Margaret Elizabeth McIver, Australia’s first Olympic dressage rider, passed away on 21 July 2020. She was 86 years old.  Born Margaret Elizabeth Young on the 7th August 1933.

“This morning we lost a special mother, grandmother, friend, coach, supporter, trail blazer, and our sassy matriarch, our Margie,” the family posted on social media. “She passed quickly, peacefully and surrounded by love.”

Margaret was a living treasure in the horse world, helping many and imparting her knowledge and experience to those wanting to learn, until 2017 when her health started to decline.

Mciver lived in Ballarat and was married to the late Ken McIver. She was involved in dressage, show jumping and eventing.

Her first show was on Houri at the Waubra Gymkhana in 1948, when she was 15 years old.

Margaret first competed in show jumping and eventing before switched to dressage. She was a regular face at Melbourne Royal, especially with her show jumper Bonanza for many years. She combined this with competing in the highest class in three-day-eventing, her most famous ride being Pyewacket. At that time eventing included miles of roads and tracks, steeplechase and frighteningly tall fences. She placed second in the Open at Melbourne with Pyewacket in the 1970s. These courses were only for the bravest riders.

She became a monument for Australian dressage sport as the first dressage rider to compete for her country at the Olympic Games.  In a bid to qualify for the Olympics, Margaret, who was largely self-taught, travelled to Europe in the early 1980s leaving her husband Ken and children for six months.

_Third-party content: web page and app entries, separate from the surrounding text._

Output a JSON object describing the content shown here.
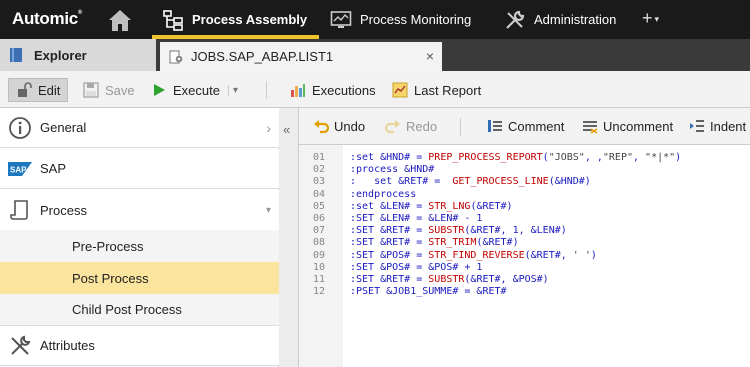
{
  "topbar": {
    "logo": "Automic",
    "logo_mark": "®",
    "nav": {
      "process_assembly": "Process Assembly",
      "process_monitoring": "Process Monitoring",
      "administration": "Administration",
      "plus": "+",
      "plus_caret": "▾"
    }
  },
  "tabs": {
    "explorer": "Explorer",
    "document": "JOBS.SAP_ABAP.LIST1",
    "close": "×"
  },
  "toolbar": {
    "edit": "Edit",
    "save": "Save",
    "execute": "Execute",
    "execute_caret": "▾",
    "executions": "Executions",
    "last_report": "Last Report"
  },
  "sidebar": {
    "general": "General",
    "sap": "SAP",
    "process": "Process",
    "sub": {
      "pre_process": "Pre-Process",
      "post_process": "Post Process",
      "child_post_process": "Child Post Process"
    },
    "attributes": "Attributes",
    "chev_right": "›",
    "chev_down": "▾",
    "collapse": "«"
  },
  "editor_toolbar": {
    "undo": "Undo",
    "redo": "Redo",
    "comment": "Comment",
    "uncomment": "Uncomment",
    "indent": "Indent"
  },
  "code": {
    "lines": [
      {
        "n": "01",
        "t": ":set &HND# = PREP_PROCESS_REPORT(\"JOBS\", ,\"REP\", \"*|*\")"
      },
      {
        "n": "02",
        "t": ":process &HND#"
      },
      {
        "n": "03",
        "t": ":   set &RET# =  GET_PROCESS_LINE(&HND#)"
      },
      {
        "n": "04",
        "t": ":endprocess"
      },
      {
        "n": "05",
        "t": ":set &LEN# = STR_LNG(&RET#)"
      },
      {
        "n": "06",
        "t": ":SET &LEN# = &LEN# - 1"
      },
      {
        "n": "07",
        "t": ":SET &RET# = SUBSTR(&RET#, 1, &LEN#)"
      },
      {
        "n": "08",
        "t": ":SET &RET# = STR_TRIM(&RET#)"
      },
      {
        "n": "09",
        "t": ":SET &POS# = STR_FIND_REVERSE(&RET#, ' ')"
      },
      {
        "n": "10",
        "t": ":SET &POS# = &POS# + 1"
      },
      {
        "n": "11",
        "t": ":SET &RET# = SUBSTR(&RET#, &POS#)"
      },
      {
        "n": "12",
        "t": ":PSET &JOB1_SUMME# = &RET#"
      }
    ]
  },
  "colors": {
    "topbar": "#1a1a1a",
    "accent": "#f1c32a",
    "active_item": "#fbe59e",
    "code_keyword": "#1b1bc0",
    "code_function": "#c20000"
  },
  "icons": {
    "home": "home-icon",
    "process_assembly": "process-tree-icon",
    "process_monitoring": "monitor-chart-icon",
    "administration": "wrench-screwdriver-icon",
    "explorer": "explorer-book-icon",
    "document": "job-gear-icon",
    "edit": "lock-open-icon",
    "save": "floppy-icon",
    "execute": "play-icon",
    "executions": "bar-chart-icon",
    "last_report": "report-icon",
    "general": "info-icon",
    "sap": "sap-logo-icon",
    "process": "scroll-icon",
    "attributes": "tools-icon",
    "undo": "undo-icon",
    "redo": "redo-icon",
    "comment": "comment-lines-icon",
    "uncomment": "uncomment-icon",
    "indent": "indent-icon"
  }
}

Aboard the Thoroughbred CK, she rode at the 1984 Summer Olympics in Los Angeles and placed 42nd. Her horse was named after the owner and breeder, Colin Kelly, who in 1949 won the first dressage event held in Victoria. He was also the president of the Australian equestrian federation at the time.

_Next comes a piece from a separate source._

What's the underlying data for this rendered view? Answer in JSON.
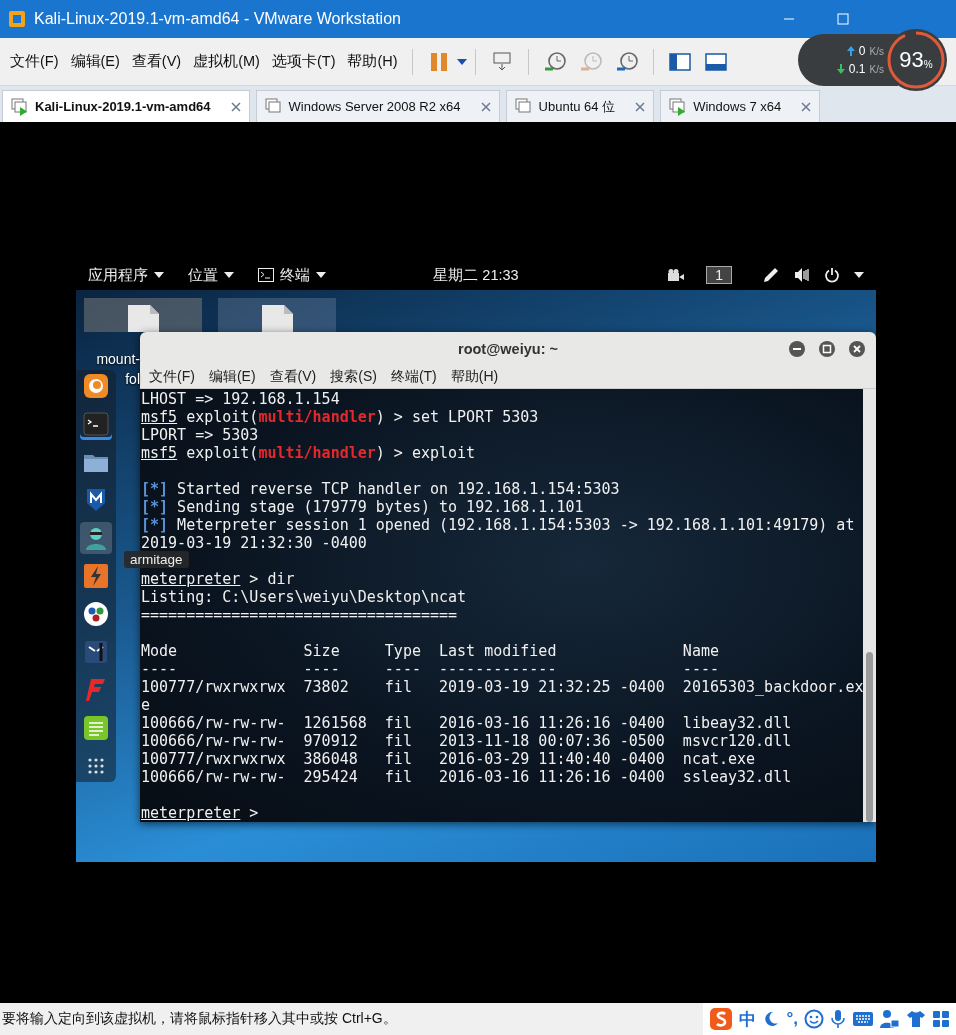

In May 2007 McIver was awarded an honorary doctorate by the University of Ballarat in recognition of her contribution to dressage in Australia as an Olympic competitor, and dressage coach and judge.

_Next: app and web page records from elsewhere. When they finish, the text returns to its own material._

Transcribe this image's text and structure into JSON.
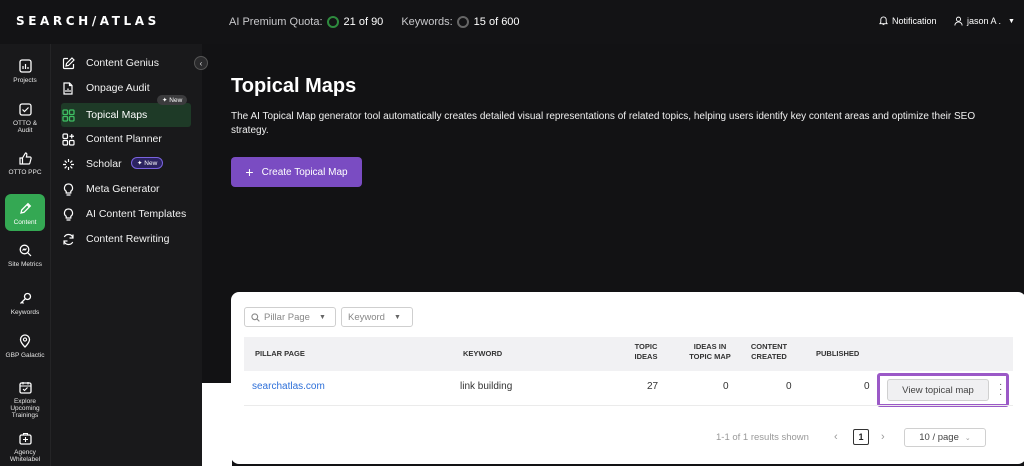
{
  "brand": {
    "logo": "SEARCH/ATLAS"
  },
  "header": {
    "quota_label": "AI Premium Quota:",
    "quota_value": "21 of 90",
    "keywords_label": "Keywords:",
    "keywords_value": "15 of 600",
    "notification": "Notification",
    "user": "jason A ."
  },
  "rail": [
    {
      "label": "Projects",
      "icon": "projects-icon"
    },
    {
      "label": "OTTO & Audit",
      "icon": "otto-audit-icon"
    },
    {
      "label": "OTTO PPC",
      "icon": "thumbs-up-icon"
    },
    {
      "label": "Content",
      "icon": "pencil-icon",
      "active": true
    },
    {
      "label": "Site Metrics",
      "icon": "site-metrics-icon"
    },
    {
      "label": "Keywords",
      "icon": "key-icon"
    },
    {
      "label": "GBP Galactic",
      "icon": "location-pin-icon"
    },
    {
      "label": "Explore Upcoming Trainings",
      "icon": "calendar-icon"
    },
    {
      "label": "Agency Whitelabel",
      "icon": "agency-icon"
    }
  ],
  "menu": [
    {
      "label": "Content Genius",
      "icon": "edit-icon"
    },
    {
      "label": "Onpage Audit",
      "icon": "document-chart-icon"
    },
    {
      "label": "Topical Maps",
      "icon": "grid-icon",
      "active": true,
      "badge": "New"
    },
    {
      "label": "Content Planner",
      "icon": "planner-icon"
    },
    {
      "label": "Scholar",
      "icon": "sparkle-icon",
      "badge": "New"
    },
    {
      "label": "Meta Generator",
      "icon": "lightbulb-icon"
    },
    {
      "label": "AI Content Templates",
      "icon": "lightbulb-icon"
    },
    {
      "label": "Content Rewriting",
      "icon": "refresh-icon"
    }
  ],
  "main": {
    "title": "Topical Maps",
    "description": "The AI Topical Map generator tool automatically creates detailed visual representations of related topics, helping users identify key content areas and optimize their SEO strategy.",
    "create_button": "Create Topical Map"
  },
  "table": {
    "filters": {
      "pillar_placeholder": "Pillar Page",
      "keyword_placeholder": "Keyword"
    },
    "columns": {
      "pillar_page": "PILLAR PAGE",
      "keyword": "KEYWORD",
      "topic_ideas_1": "TOPIC",
      "topic_ideas_2": "IDEAS",
      "ideas_in_map_1": "IDEAS IN",
      "ideas_in_map_2": "TOPIC MAP",
      "content_created_1": "CONTENT",
      "content_created_2": "CREATED",
      "published": "PUBLISHED"
    },
    "rows": [
      {
        "pillar_page": "searchatlas.com",
        "keyword": "link building",
        "topic_ideas": "27",
        "ideas_in_map": "0",
        "content_created": "0",
        "published": "0",
        "action": "View topical map"
      }
    ],
    "pagination": {
      "summary": "1-1 of 1 results shown",
      "current_page": "1",
      "page_size": "10 / page"
    }
  }
}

She is an honorary life member of Equestrian Australia.  Margaret was Cremated at the Ballarat New Cemetery and her ashes collected.